Growing numbers of pension savers have been withdrawing cash from their pots, in a sign that over-55s are turning to their retirement funds for a short-term cash boost during the coronavirus pandemic.
Under the pension freedoms, over-55s with defined contribution pensions can take money out of their pots, subject to tax rules.
HM Revenue and Customs (HMRC) figures show 347,000 people withdrew from their pensions throughout July, August and September 2020.
That was a 6% increase compared with the same period of last year.
It was also a 2% rise compared to the previous three months – which HMRC said is contrary to normal seasonal patterns.
HMRC’s report said: “The number of individuals making withdrawals typically peaks in April, May and June, the beginning of the tax year, before dropping in July, August and September.
“However this year, withdrawals have increased in July, August and September.

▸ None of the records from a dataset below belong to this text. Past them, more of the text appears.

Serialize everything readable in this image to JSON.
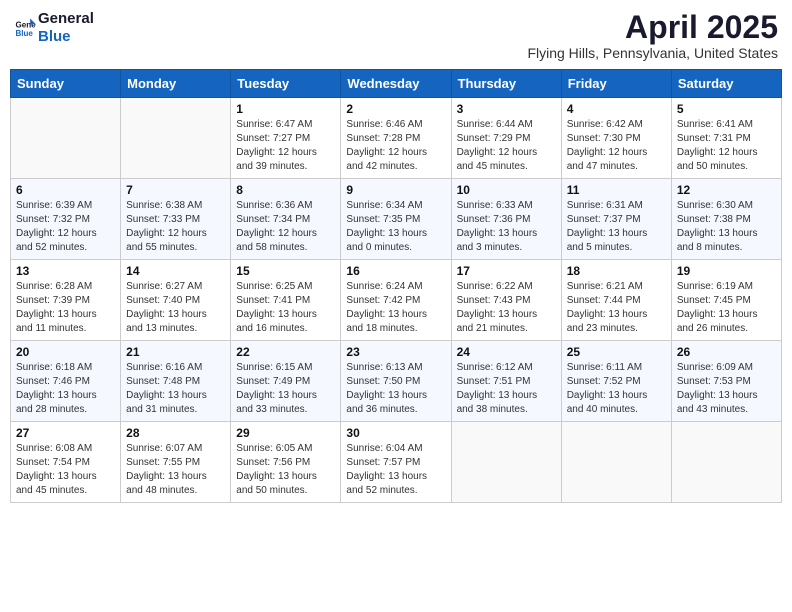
{
  "header": {
    "logo_line1": "General",
    "logo_line2": "Blue",
    "month": "April 2025",
    "location": "Flying Hills, Pennsylvania, United States"
  },
  "days_of_week": [
    "Sunday",
    "Monday",
    "Tuesday",
    "Wednesday",
    "Thursday",
    "Friday",
    "Saturday"
  ],
  "weeks": [
    [
      {
        "day": "",
        "info": ""
      },
      {
        "day": "",
        "info": ""
      },
      {
        "day": "1",
        "info": "Sunrise: 6:47 AM\nSunset: 7:27 PM\nDaylight: 12 hours and 39 minutes."
      },
      {
        "day": "2",
        "info": "Sunrise: 6:46 AM\nSunset: 7:28 PM\nDaylight: 12 hours and 42 minutes."
      },
      {
        "day": "3",
        "info": "Sunrise: 6:44 AM\nSunset: 7:29 PM\nDaylight: 12 hours and 45 minutes."
      },
      {
        "day": "4",
        "info": "Sunrise: 6:42 AM\nSunset: 7:30 PM\nDaylight: 12 hours and 47 minutes."
      },
      {
        "day": "5",
        "info": "Sunrise: 6:41 AM\nSunset: 7:31 PM\nDaylight: 12 hours and 50 minutes."
      }
    ],
    [
      {
        "day": "6",
        "info": "Sunrise: 6:39 AM\nSunset: 7:32 PM\nDaylight: 12 hours and 52 minutes."
      },
      {
        "day": "7",
        "info": "Sunrise: 6:38 AM\nSunset: 7:33 PM\nDaylight: 12 hours and 55 minutes."
      },
      {
        "day": "8",
        "info": "Sunrise: 6:36 AM\nSunset: 7:34 PM\nDaylight: 12 hours and 58 minutes."
      },
      {
        "day": "9",
        "info": "Sunrise: 6:34 AM\nSunset: 7:35 PM\nDaylight: 13 hours and 0 minutes."
      },
      {
        "day": "10",
        "info": "Sunrise: 6:33 AM\nSunset: 7:36 PM\nDaylight: 13 hours and 3 minutes."
      },
      {
        "day": "11",
        "info": "Sunrise: 6:31 AM\nSunset: 7:37 PM\nDaylight: 13 hours and 5 minutes."
      },
      {
        "day": "12",
        "info": "Sunrise: 6:30 AM\nSunset: 7:38 PM\nDaylight: 13 hours and 8 minutes."
      }
    ],
    [
      {
        "day": "13",
        "info": "Sunrise: 6:28 AM\nSunset: 7:39 PM\nDaylight: 13 hours and 11 minutes."
      },
      {
        "day": "14",
        "info": "Sunrise: 6:27 AM\nSunset: 7:40 PM\nDaylight: 13 hours and 13 minutes."
      },
      {
        "day": "15",
        "info": "Sunrise: 6:25 AM\nSunset: 7:41 PM\nDaylight: 13 hours and 16 minutes."
      },
      {
        "day": "16",
        "info": "Sunrise: 6:24 AM\nSunset: 7:42 PM\nDaylight: 13 hours and 18 minutes."
      },
      {
        "day": "17",
        "info": "Sunrise: 6:22 AM\nSunset: 7:43 PM\nDaylight: 13 hours and 21 minutes."
      },
      {
        "day": "18",
        "info": "Sunrise: 6:21 AM\nSunset: 7:44 PM\nDaylight: 13 hours and 23 minutes."
      },
      {
        "day": "19",
        "info": "Sunrise: 6:19 AM\nSunset: 7:45 PM\nDaylight: 13 hours and 26 minutes."
      }
    ],
    [
      {
        "day": "20",
        "info": "Sunrise: 6:18 AM\nSunset: 7:46 PM\nDaylight: 13 hours and 28 minutes."
      },
      {
        "day": "21",
        "info": "Sunrise: 6:16 AM\nSunset: 7:48 PM\nDaylight: 13 hours and 31 minutes."
      },
      {
        "day": "22",
        "info": "Sunrise: 6:15 AM\nSunset: 7:49 PM\nDaylight: 13 hours and 33 minutes."
      },
      {
        "day": "23",
        "info": "Sunrise: 6:13 AM\nSunset: 7:50 PM\nDaylight: 13 hours and 36 minutes."
      },
      {
        "day": "24",
        "info": "Sunrise: 6:12 AM\nSunset: 7:51 PM\nDaylight: 13 hours and 38 minutes."
      },
      {
        "day": "25",
        "info": "Sunrise: 6:11 AM\nSunset: 7:52 PM\nDaylight: 13 hours and 40 minutes."
      },
      {
        "day": "26",
        "info": "Sunrise: 6:09 AM\nSunset: 7:53 PM\nDaylight: 13 hours and 43 minutes."
      }
    ],
    [
      {
        "day": "27",
        "info": "Sunrise: 6:08 AM\nSunset: 7:54 PM\nDaylight: 13 hours and 45 minutes."
      },
      {
        "day": "28",
        "info": "Sunrise: 6:07 AM\nSunset: 7:55 PM\nDaylight: 13 hours and 48 minutes."
      },
      {
        "day": "29",
        "info": "Sunrise: 6:05 AM\nSunset: 7:56 PM\nDaylight: 13 hours and 50 minutes."
      },
      {
        "day": "30",
        "info": "Sunrise: 6:04 AM\nSunset: 7:57 PM\nDaylight: 13 hours and 52 minutes."
      },
      {
        "day": "",
        "info": ""
      },
      {
        "day": "",
        "info": ""
      },
      {
        "day": "",
        "info": ""
      }
    ]
  ]
}
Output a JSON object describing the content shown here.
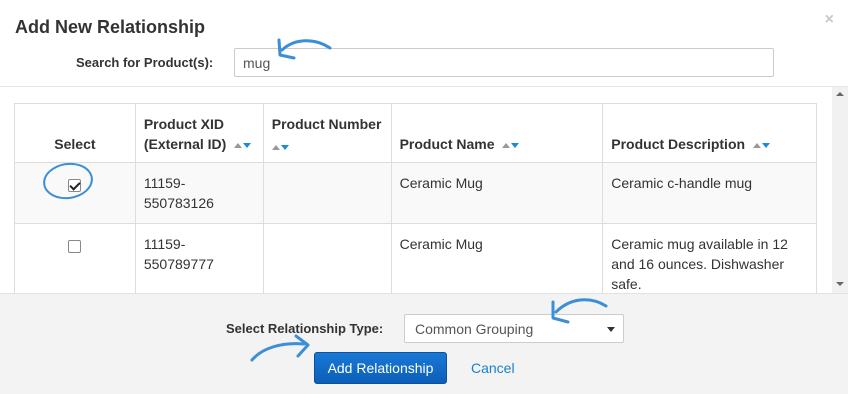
{
  "modal": {
    "title": "Add New Relationship",
    "close_glyph": "×"
  },
  "search": {
    "label": "Search for Product(s):",
    "value": "mug"
  },
  "table": {
    "headers": {
      "select": "Select",
      "xid_line1": "Product XID",
      "xid_line2": "(External ID)",
      "number": "Product Number",
      "name": "Product Name",
      "description": "Product Description"
    },
    "rows": [
      {
        "checked": true,
        "xid_line1": "11159-",
        "xid_line2": "550783126",
        "number": "",
        "name": "Ceramic Mug",
        "description": "Ceramic c-handle mug"
      },
      {
        "checked": false,
        "xid_line1": "11159-",
        "xid_line2": "550789777",
        "number": "",
        "name": "Ceramic Mug",
        "description": "Ceramic mug available in 12 and 16 ounces. Dishwasher safe."
      }
    ]
  },
  "footer": {
    "relationship_label": "Select Relationship Type:",
    "relationship_value": "Common Grouping",
    "add_button": "Add Relationship",
    "cancel": "Cancel"
  },
  "colors": {
    "accent": "#1a78d6",
    "link": "#1a7fc9",
    "annotation": "#3b8fd6"
  }
}
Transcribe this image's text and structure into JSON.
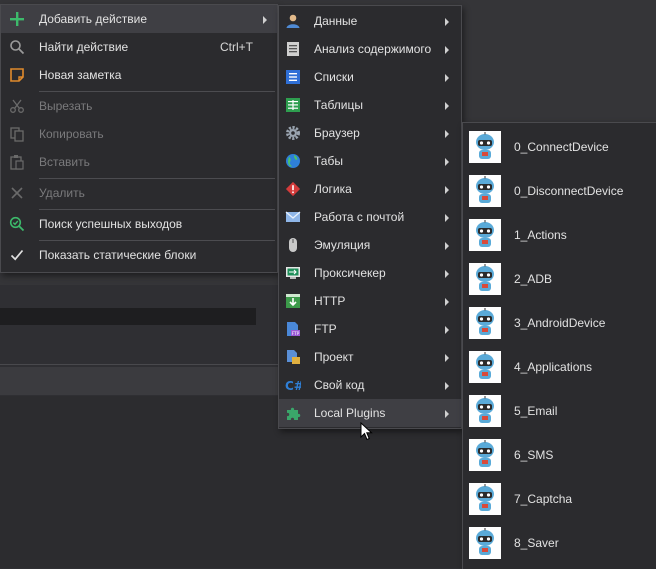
{
  "context_menu": {
    "items": [
      {
        "label": "Добавить действие",
        "icon": "plus-icon",
        "submenu": true,
        "highlighted": true
      },
      {
        "label": "Найти действие",
        "icon": "search-icon",
        "shortcut": "Ctrl+T"
      },
      {
        "label": "Новая заметка",
        "icon": "note-icon"
      },
      {
        "label": "Вырезать",
        "icon": "scissors-icon",
        "disabled": true
      },
      {
        "label": "Копировать",
        "icon": "copy-icon",
        "disabled": true
      },
      {
        "label": "Вставить",
        "icon": "paste-icon",
        "disabled": true
      },
      {
        "label": "Удалить",
        "icon": "delete-icon",
        "disabled": true
      },
      {
        "label": "Поиск успешных выходов",
        "icon": "search-success-icon"
      },
      {
        "label": "Показать статические блоки",
        "icon": "checkmark-icon"
      }
    ]
  },
  "actions_submenu": {
    "items": [
      {
        "label": "Данные",
        "icon": "user-data-icon"
      },
      {
        "label": "Анализ содержимого",
        "icon": "document-analysis-icon"
      },
      {
        "label": "Списки",
        "icon": "list-icon"
      },
      {
        "label": "Таблицы",
        "icon": "table-icon"
      },
      {
        "label": "Браузер",
        "icon": "browser-gear-icon"
      },
      {
        "label": "Табы",
        "icon": "globe-icon"
      },
      {
        "label": "Логика",
        "icon": "logic-icon"
      },
      {
        "label": "Работа с почтой",
        "icon": "mail-icon"
      },
      {
        "label": "Эмуляция",
        "icon": "mouse-icon"
      },
      {
        "label": "Проксичекер",
        "icon": "proxy-checker-icon"
      },
      {
        "label": "HTTP",
        "icon": "http-download-icon"
      },
      {
        "label": "FTP",
        "icon": "ftp-icon"
      },
      {
        "label": "Проект",
        "icon": "project-icon"
      },
      {
        "label": "Свой код",
        "icon": "csharp-icon"
      },
      {
        "label": "Local Plugins",
        "icon": "puzzle-icon",
        "highlighted": true
      }
    ]
  },
  "plugins_submenu": {
    "items": [
      {
        "label": "0_ConnectDevice",
        "icon": "robot-icon"
      },
      {
        "label": "0_DisconnectDevice",
        "icon": "robot-icon"
      },
      {
        "label": "1_Actions",
        "icon": "robot-icon"
      },
      {
        "label": "2_ADB",
        "icon": "robot-icon"
      },
      {
        "label": "3_AndroidDevice",
        "icon": "robot-icon"
      },
      {
        "label": "4_Applications",
        "icon": "robot-icon"
      },
      {
        "label": "5_Email",
        "icon": "robot-icon"
      },
      {
        "label": "6_SMS",
        "icon": "robot-icon"
      },
      {
        "label": "7_Captcha",
        "icon": "robot-icon"
      },
      {
        "label": "8_Saver",
        "icon": "robot-icon"
      }
    ]
  },
  "colors": {
    "menu_bg": "#2b2b2e",
    "highlight": "#3f3f44",
    "disabled_text": "#7a7a7c",
    "accent_green": "#3dba6b"
  }
}
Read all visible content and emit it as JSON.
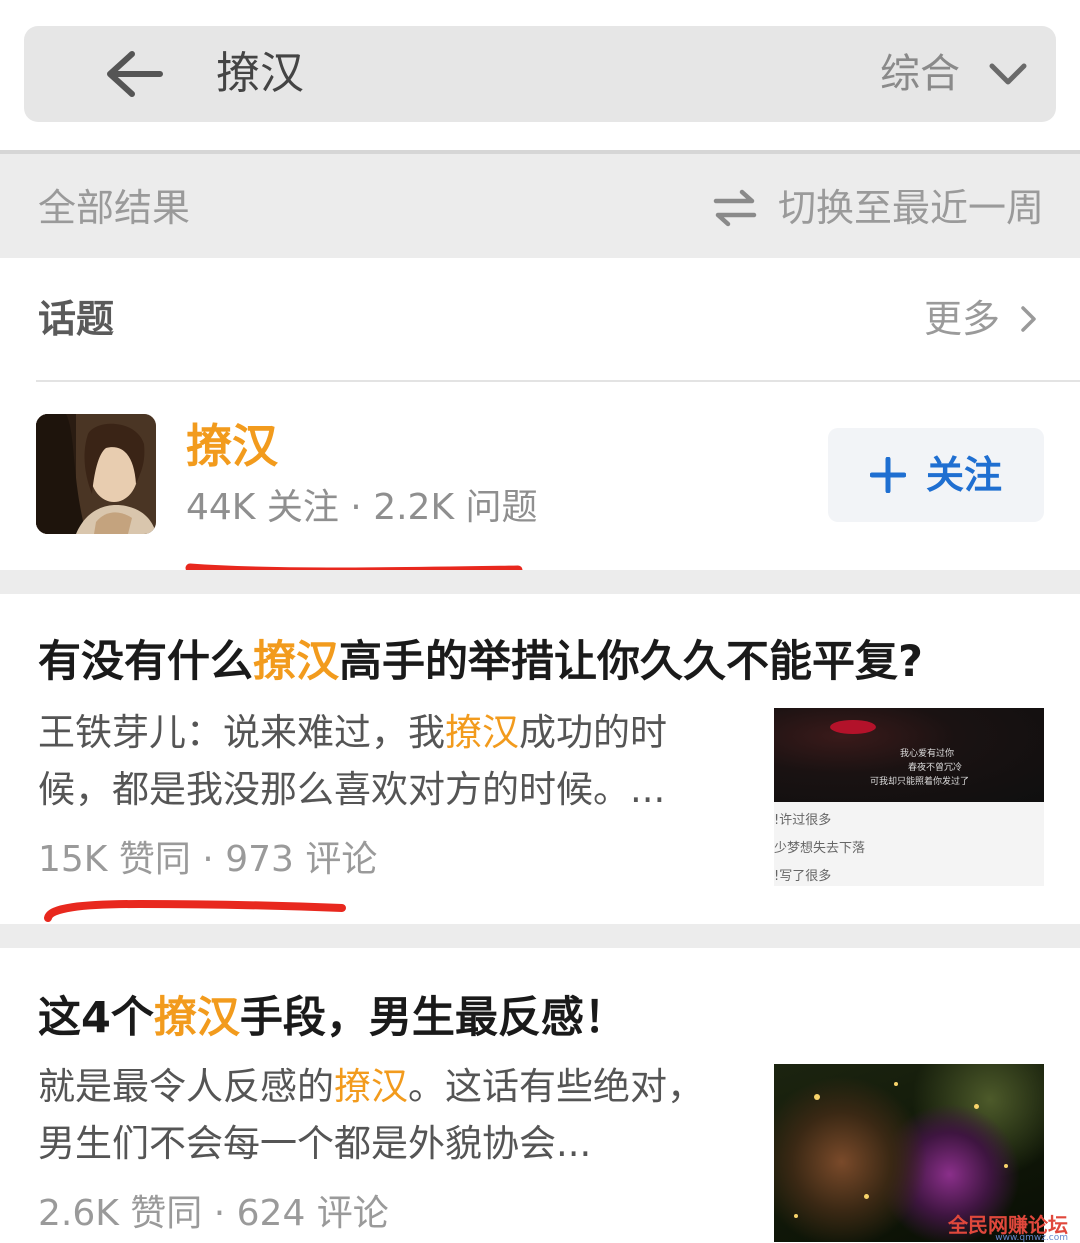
{
  "search": {
    "query": "撩汉",
    "sort_label": "综合"
  },
  "filter": {
    "all_results": "全部结果",
    "switch_label": "切换至最近一周"
  },
  "topic_section": {
    "heading": "话题",
    "more_label": "更多",
    "topic": {
      "name": "撩汉",
      "stats": "44K 关注 · 2.2K 问题",
      "follow_label": "关注"
    }
  },
  "cards": [
    {
      "title_pre": "有没有什么",
      "title_hl": "撩汉",
      "title_post": "高手的举措让你久久不能平复?",
      "excerpt_pre": "王铁芽儿：说来难过，我",
      "excerpt_hl": "撩汉",
      "excerpt_post": "成功的时候，都是我没那么喜欢对方的时候。...",
      "stats": "15K 赞同 · 973 评论",
      "thumb_lines_top": [
        "我心爱有过你",
        "春夜不曾冗冷",
        "可我却只能照着你发过了"
      ],
      "thumb_lines_bottom": [
        "!许过很多",
        "少梦想失去下落",
        "!写了很多"
      ]
    },
    {
      "title_pre": "这4个",
      "title_hl": "撩汉",
      "title_post": "手段，男生最反感！",
      "excerpt_pre": "就是最令人反感的",
      "excerpt_hl": "撩汉",
      "excerpt_post": "。这话有些绝对，男生们不会每一个都是外貌协会...",
      "stats": "2.6K 赞同 · 624 评论"
    }
  ],
  "watermark": {
    "text": "全民网赚论坛",
    "sub": "www.qmwz.com"
  },
  "colors": {
    "highlight": "#f29b1d",
    "follow_blue": "#1f6fd1",
    "annotation_red": "#e8281e"
  }
}
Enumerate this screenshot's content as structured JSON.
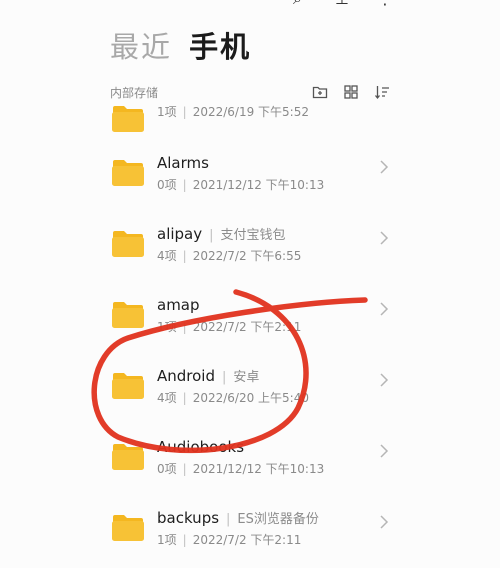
{
  "header": {
    "tab_recent": "最近",
    "tab_phone": "手机"
  },
  "top_icons": [
    "search-icon",
    "download-icon",
    "more-icon"
  ],
  "storage": {
    "label": "内部存储",
    "icons": [
      "new-folder-icon",
      "grid-view-icon",
      "sort-icon"
    ]
  },
  "folders": [
    {
      "name": "",
      "alias": "",
      "count": "1项",
      "date": "2022/6/19 下午5:52"
    },
    {
      "name": "Alarms",
      "alias": "",
      "count": "0项",
      "date": "2021/12/12 下午10:13"
    },
    {
      "name": "alipay",
      "alias": "支付宝钱包",
      "count": "4项",
      "date": "2022/7/2 下午6:55"
    },
    {
      "name": "amap",
      "alias": "",
      "count": "1项",
      "date": "2022/7/2 下午2:11"
    },
    {
      "name": "Android",
      "alias": "安卓",
      "count": "4项",
      "date": "2022/6/20 上午5:40"
    },
    {
      "name": "Audiobooks",
      "alias": "",
      "count": "0项",
      "date": "2021/12/12 下午10:13"
    },
    {
      "name": "backups",
      "alias": "ES浏览器备份",
      "count": "1项",
      "date": "2022/7/2 下午2:11"
    }
  ],
  "colors": {
    "folder": "#f7c236",
    "folder_tab": "#f4b720",
    "annotation": "#e0321e"
  }
}
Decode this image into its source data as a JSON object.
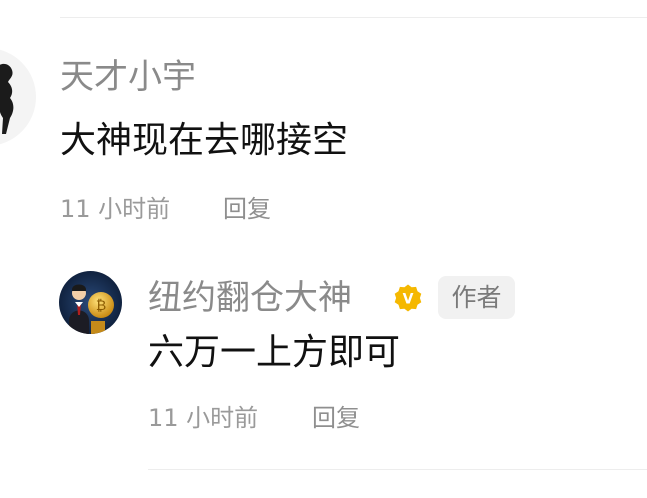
{
  "comment": {
    "username": "天才小宇",
    "text": "大神现在去哪接空",
    "time": "11 小时前",
    "reply_label": "回复"
  },
  "reply": {
    "username": "纽约翻仓大神",
    "verified_badge_letter": "V",
    "author_tag": "作者",
    "text": "六万一上方即可",
    "time": "11 小时前",
    "reply_label": "回复"
  },
  "colors": {
    "username": "#8a8a8a",
    "text": "#111111",
    "meta": "#9a9a9a",
    "badge": "#f5b800",
    "author_tag_bg": "#f1f1f1"
  }
}
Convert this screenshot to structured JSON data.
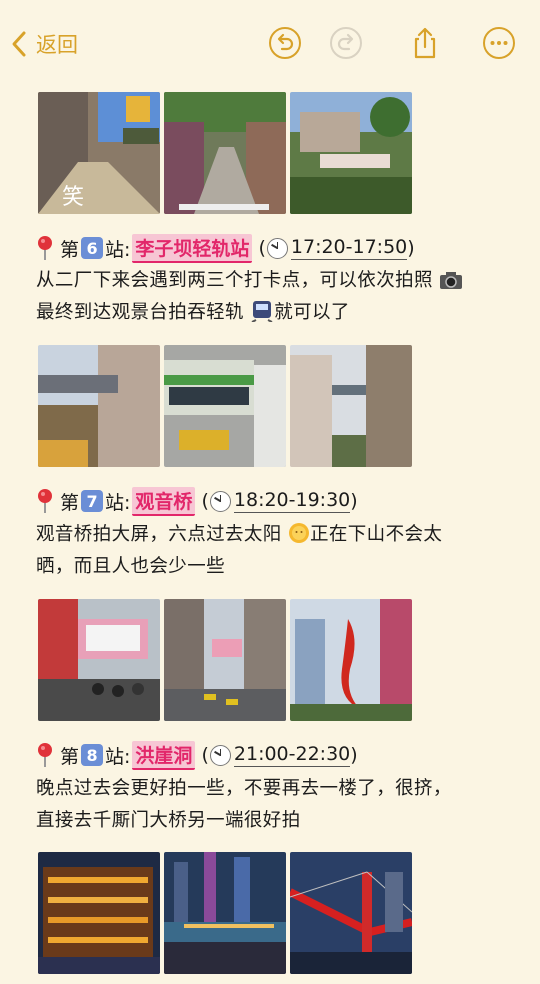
{
  "nav": {
    "back_label": "返回",
    "icons": [
      "undo-icon",
      "redo-icon",
      "share-icon",
      "more-icon"
    ]
  },
  "sections": [
    {
      "stop_prefix": "第",
      "stop_number": "6",
      "stop_suffix": "站:",
      "place": "李子坝轻轨站",
      "time": "17:20-17:50",
      "lines": [
        "从二厂下来会遇到两三个打卡点，可以依次拍照",
        "最终到达观景台拍吞轻轨",
        "就可以了"
      ]
    },
    {
      "stop_prefix": "第",
      "stop_number": "7",
      "stop_suffix": "站:",
      "place": "观音桥",
      "time": "18:20-19:30",
      "lines": [
        "观音桥拍大屏，六点过去太阳",
        "正在下山不会太",
        "晒，而且人也会少一些"
      ]
    },
    {
      "stop_prefix": "第",
      "stop_number": "8",
      "stop_suffix": "站:",
      "place": "洪崖洞",
      "time": "21:00-22:30",
      "lines": [
        "晚点过去会更好拍一些，不要再去一楼了，很挤，",
        "直接去千厮门大桥另一端很好拍"
      ]
    }
  ],
  "colors": {
    "background": "#fbf5e3",
    "accent": "#d8a22a",
    "highlight_bg": "#f7c6d4",
    "highlight_text": "#e2276a",
    "number_badge": "#6b8ed6"
  }
}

This change in behaviour may be attributable to the impact of the Covid-19 pandemic.”
The average amount withdrawn per person in July-September was £6,700, falling by 7% from £7,200 during the same months in 2019.
The total value of flexible withdrawals from pensions since pension flexibility changes in 2015 has exceeded £37 billion.
Steven Cameron, pensions director at Aegon, said the downward trend in the average amounts being withdrawn “is even more welcome than usual when stock markets have been particularly volatile”.
He continued: “There have been concerns that over-55s facing financial difficulties during Covid-19 would look to their pensions to provide a short-term boost and deplete their pension pot when fund values remain depressed. This will remain concerning as we move through a second wave, with employment prospects particularly concerning.
“Alongside Covid-19 there are other headwinds in the path of a stock market recovery, with ongoing uncertainty over Brexit negotiations.
“Those concerned over withdrawing from their pension in a volatile market should seek professional financial advice. Pensions are designed to provide an income throughout retirement and reducing the amount of income withdrawn during a period of downturn could be important for the longevity of the pension pot.”